Ice lantern

This post is part of the ‘Christmas in Different Lands’ series, with a new post every day in December during the run up to Christmas. To read more fascinating Christmas stories visit Multicultural Kid Blogs

Never miss a post! Sign up to the Multilingual Parenting newsletter and I will send you a recap of the week’s posts every Sunday. Every second week you will receive a more extensive issue with links to research articles and interesting posts from other writers, as well as handy tips and ideas! Want to read more like this? My book Bringing up a Bilingual Child is available on Amazon and in well-stocked bookshops. Do you have a specific question? You can send it to our team of Family Language Coaches and we will reply in a Q&A (questions are answered in order of arrival). If you are interested in tailor-made family language coaching, please, contact me and I will send you a proposal.

11 Comments

  1. Avatar

    The ice lantern is beautiful. I’m in Canada and we’re usually pretty certain of a white Christmas, the only things I miss from the UK are Christmas crackers and christmas pudding, but I’ve learned to make my own puds and the crackers, well, I can live without! Merry Christmas! x

    Reply
    • Avatar

      Ooh, I do envy you. I would love to go for a long walk in the snow on Christmas Day! Wishing you and you family a wonderful Christmas!

      Reply
  2. Avatar

    Oh, Christmas in Finland sounds lovely. The candle bridge is beautiful. I’ve never heard about rice pudding before, but your description brings back not so pleasant memory of rice porridge from my childhood in Russia. Maybe that was not stirred well enough 🙂 Thanks for sharing with MKB series Christmas in Different Lands!

    Reply
    • Avatar

      Thank,you for stoppning by my blog. The rice pudding is like a porrige, but I can assure you that it’s lovely – my daughters are now grown-ups, but they still love it!

      Reply
  3. Avatar

    I really enjoyed this post, thanks for sharing 🙂

    Reply
    • Avatar

      Thank you so much! Wishing you and your family a happy Christmas!

      Reply
      • Avatar

        Thank you. Same to you 🙂

        Reply
  4. Avatar

    What a beautiful post! I love the tie in to Finnish Independence Day! And those ice and snow lanterns are just breathtaking! Thank you for sharing!

    Reply
    • Avatar
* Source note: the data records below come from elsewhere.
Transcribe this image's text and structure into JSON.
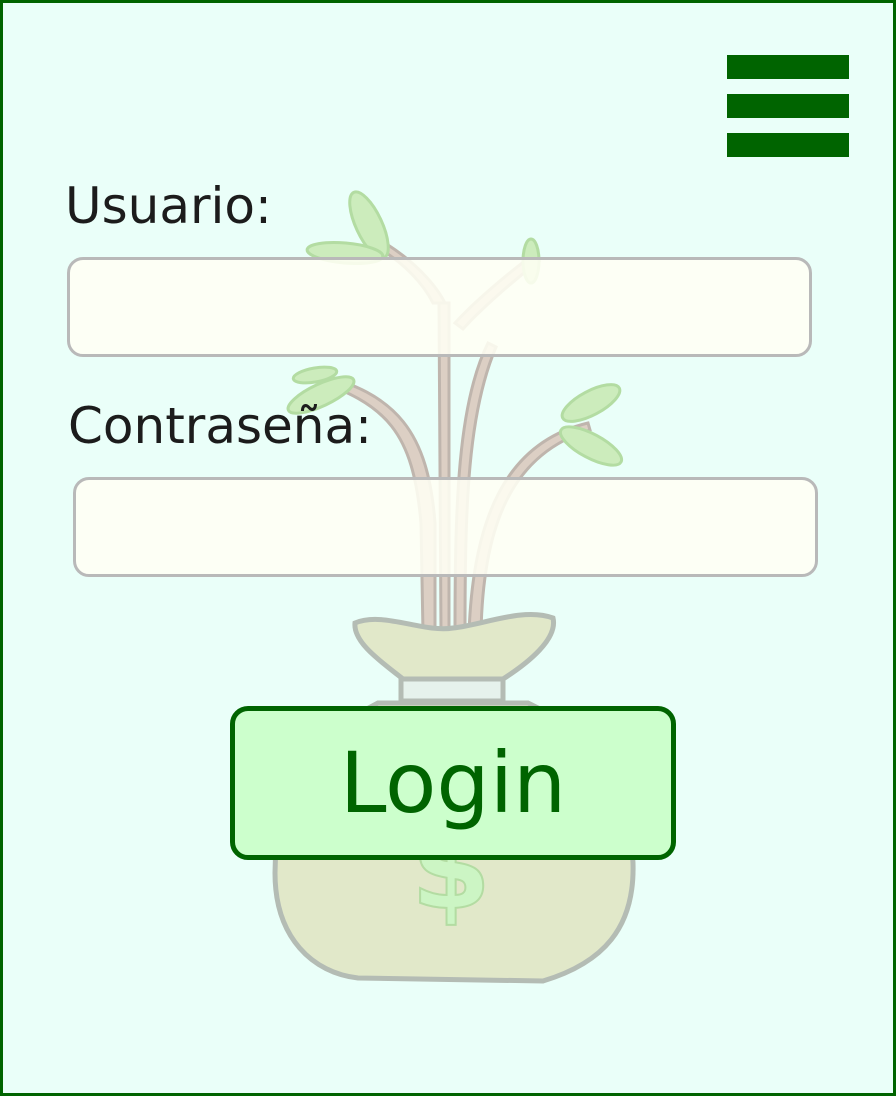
{
  "menu": {
    "icon": "hamburger-menu-icon"
  },
  "form": {
    "username_label": "Usuario:",
    "username_value": "",
    "password_label": "Contraseña:",
    "password_value": "",
    "login_label": "Login"
  },
  "background": {
    "icon": "money-tree-bag-icon",
    "symbol": "$"
  },
  "colors": {
    "accent": "#006400",
    "background": "#eafff9",
    "button_fill": "#ccffcc",
    "field_fill": "#fffff4",
    "field_border": "#b9b9b9"
  }
}
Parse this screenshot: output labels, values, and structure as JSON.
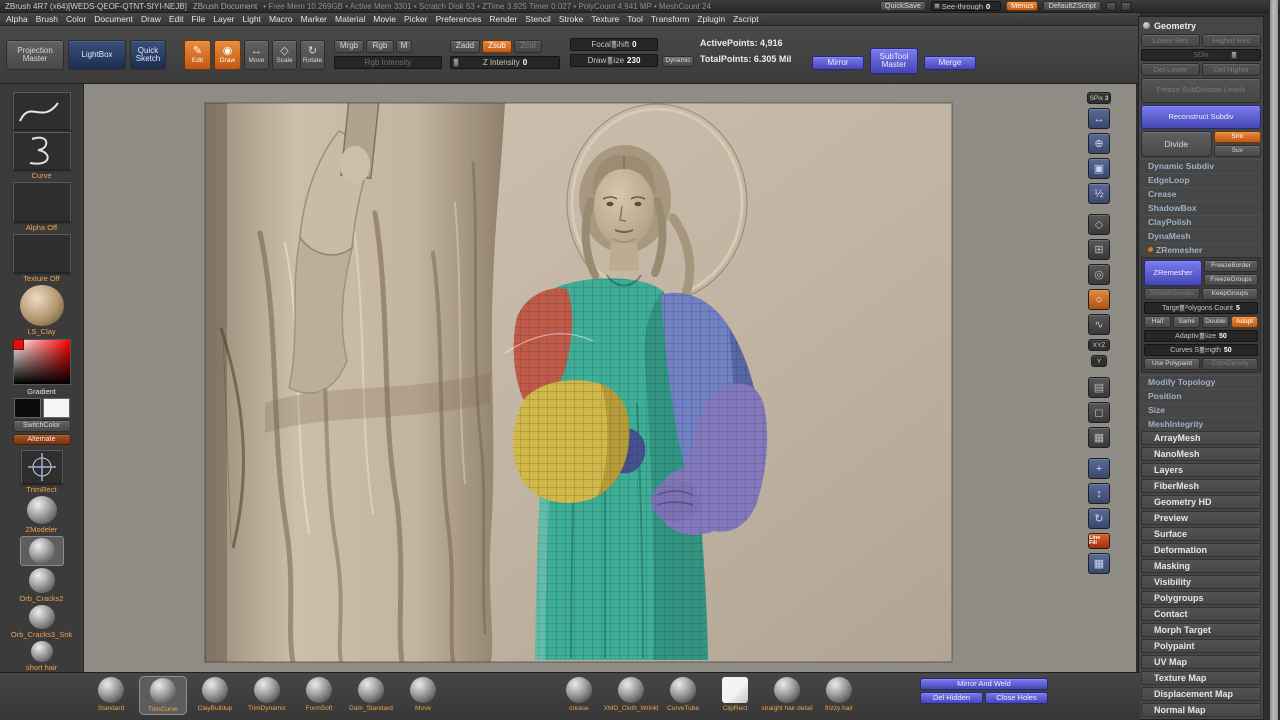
{
  "colors": {
    "accent_orange": "#d4702a",
    "accent_blue": "#5557cc",
    "label_orange": "#f0a24e",
    "canvas_background": "#8f8b85",
    "document_tan": "#c2b5a3",
    "polygroup_teal": "#3fae97",
    "polygroup_red": "#bf5a49",
    "polygroup_blue": "#7080c2",
    "polygroup_purple": "#8478bd",
    "polygroup_yellow": "#d2b749"
  },
  "icons": {
    "edit": "✎",
    "draw": "◉",
    "move": "↔",
    "scale": "◇",
    "rotate": "↻",
    "scroll": "↔",
    "zoom": "⊕",
    "actual": "▣",
    "aahalf": "½",
    "persp": "◇",
    "floor": "⊞",
    "local": "◎",
    "lasso": "○",
    "lsym": "∿",
    "transp": "▤",
    "ghost": "◻",
    "frame": "▦",
    "move3d": "+",
    "scale3d": "↕",
    "rotate3d": "↻",
    "polyf": "▦"
  },
  "title_bar": {
    "app_title": "ZBrush 4R7 (x64)[WEDS-QEOF-QTNT-SIYI-NEJB]",
    "doc_title": "ZBrush Document",
    "stats": "• Free Mem 10.269GB • Active Mem 3301 • Scratch Disk 53 • ZTime 3.925 Timer 0.027 • PolyCount 4.941 MP • MeshCount 24",
    "quicksave": "QuickSave",
    "see_through": "See-through",
    "see_through_value": "0",
    "menus": "Menus",
    "default_zscript": "DefaultZScript"
  },
  "menu_bar": {
    "items": [
      "Alpha",
      "Brush",
      "Color",
      "Document",
      "Draw",
      "Edit",
      "File",
      "Layer",
      "Light",
      "Macro",
      "Marker",
      "Material",
      "Movie",
      "Picker",
      "Preferences",
      "Render",
      "Stencil",
      "Stroke",
      "Texture",
      "Tool",
      "Transform",
      "Zplugin",
      "Zscript"
    ]
  },
  "toolbar": {
    "projection_master": "Projection Master",
    "lightbox": "LightBox",
    "quick_sketch": "Quick Sketch",
    "edit": "Edit",
    "draw": "Draw",
    "move": "Move",
    "scale": "Scale",
    "rotate": "Rotate",
    "mrgb": "Mrgb",
    "rgb": "Rgb",
    "m": "M",
    "rgb_intensity": "Rgb Intensity",
    "zadd": "Zadd",
    "zsub": "Zsub",
    "zcut": "Zcut",
    "z_intensity": "Z Intensity",
    "z_intensity_value": "0",
    "focal_shift": "Focal Shift",
    "focal_shift_value": "0",
    "draw_size": "Draw Size",
    "draw_size_value": "230",
    "dynamic": "Dynamic",
    "active_points": "ActivePoints: 4,916",
    "total_points": "TotalPoints: 6.305 Mil",
    "mirror": "Mirror",
    "subtool_master": "SubTool Master",
    "merge": "Merge"
  },
  "left_palette": {
    "curve_label": "Curve",
    "alpha_label": "Alpha Off",
    "texture_label": "Texture Off",
    "material_label": "LS_Clay",
    "gradient_label": "Gradient",
    "switch_color": "SwitchColor",
    "alternate": "Alternate",
    "trimrect": "TrimRect",
    "zmodeler": "ZModeler",
    "orb_cracks2": "Orb_Cracks2",
    "orb_cracks3": "Orb_Cracks3_Snk",
    "short_hair": "short hair"
  },
  "right_shelf": {
    "spix": "SPix",
    "spix_value": "3",
    "xyz": "XYZ",
    "y": "Y",
    "line_fill": "Line Fill"
  },
  "right_panel": {
    "header": "Geometry",
    "lower_res": "Lower Res",
    "higher_res": "Higher Res",
    "sdiv": "SDiv",
    "del_lower": "Del Lower",
    "del_higher": "Del Higher",
    "freeze_sub": "Freeze SubDivision Levels",
    "reconstruct": "Reconstruct Subdiv",
    "divide": "Divide",
    "smt": "Smt",
    "suv": "Suv",
    "dynamic_subdiv": "Dynamic Subdiv",
    "edgeloop": "EdgeLoop",
    "crease": "Crease",
    "shadowbox": "ShadowBox",
    "claypolish": "ClayPolish",
    "dynamesh": "DynaMesh",
    "zremesher": {
      "header": "ZRemesher",
      "button": "ZRemesher",
      "freeze_border": "FreezeBorder",
      "freeze_groups": "FreezeGroups",
      "smooth_groups": "SmoothGroups",
      "keep_groups": "KeepGroups",
      "target_label": "Target Polygons Count",
      "target_value": "5",
      "half": "Half",
      "same": "Same",
      "double": "Double",
      "adapt": "Adapt",
      "adaptive_label": "AdaptiveSize",
      "adaptive_value": "50",
      "curves_label": "Curves Strength",
      "curves_value": "50",
      "use_polypaint": "Use Polypaint",
      "color_density": "ColorDensity"
    },
    "modify_topology": "Modify Topology",
    "position": "Position",
    "size": "Size",
    "mesh_integrity": "MeshIntegrity",
    "palettes": [
      "ArrayMesh",
      "NanoMesh",
      "Layers",
      "FiberMesh",
      "Geometry HD",
      "Preview",
      "Surface",
      "Deformation",
      "Masking",
      "Visibility",
      "Polygroups",
      "Contact",
      "Morph Target",
      "Polypaint",
      "UV Map",
      "Texture Map",
      "Displacement Map",
      "Normal Map"
    ]
  },
  "bottom_bar": {
    "brushes": [
      "Standard",
      "TrimCurve",
      "ClayBuildup",
      "TrimDynamic",
      "FormSoft",
      "Dam_Standard",
      "Move",
      "crease",
      "XMD_Cloth_Wrinkl",
      "CurveTube",
      "ClipRect",
      "straight hair detail",
      "frizzy hair"
    ],
    "mirror_and_weld": "Mirror And Weld",
    "del_hidden": "Del Hidden",
    "close_holes": "Close Holes"
  }
}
      Thank you so much for kind comment, Leanna, and thank you for arranging the series link up. Wishing you a wonderful Christmas with your family!

      Reply
  5. Avatar

    Really enjoyed reading about these Christmas traditions and especially the rice pudding for breakfast!

    Reply
    • Avatar

      Thank you, Jonathan – glad you enjoyed the post! I have to admit, we do make the rice pudding on other occasions as well, when we want to indulge 🙂

      Reply

Trackbacks/Pingbacks

  1. Christmas In Different Lands - 2013 Edition - Multicultural Kid Blogs - […] 20 – Finnish Christmas in UK by Rita at Multilingual […]
  2. Multilingual Parenting 2013 Highlights « multilingual parenting – bilingual children - […] life and family’ in Raising Multilingual Children organised by The Piri-Piri Lexicon and ‘Our Christmas’ in Christmas in Different…
  3. Christmas Decorations Around the World {Christmas in Different Lands} - […] Christmas in Finland by Multilingual Parenting […]

Submit a Comment

Your email address will not be published. Required fields are marked *

This site uses Akismet to reduce spam. Learn how your comment data is processed.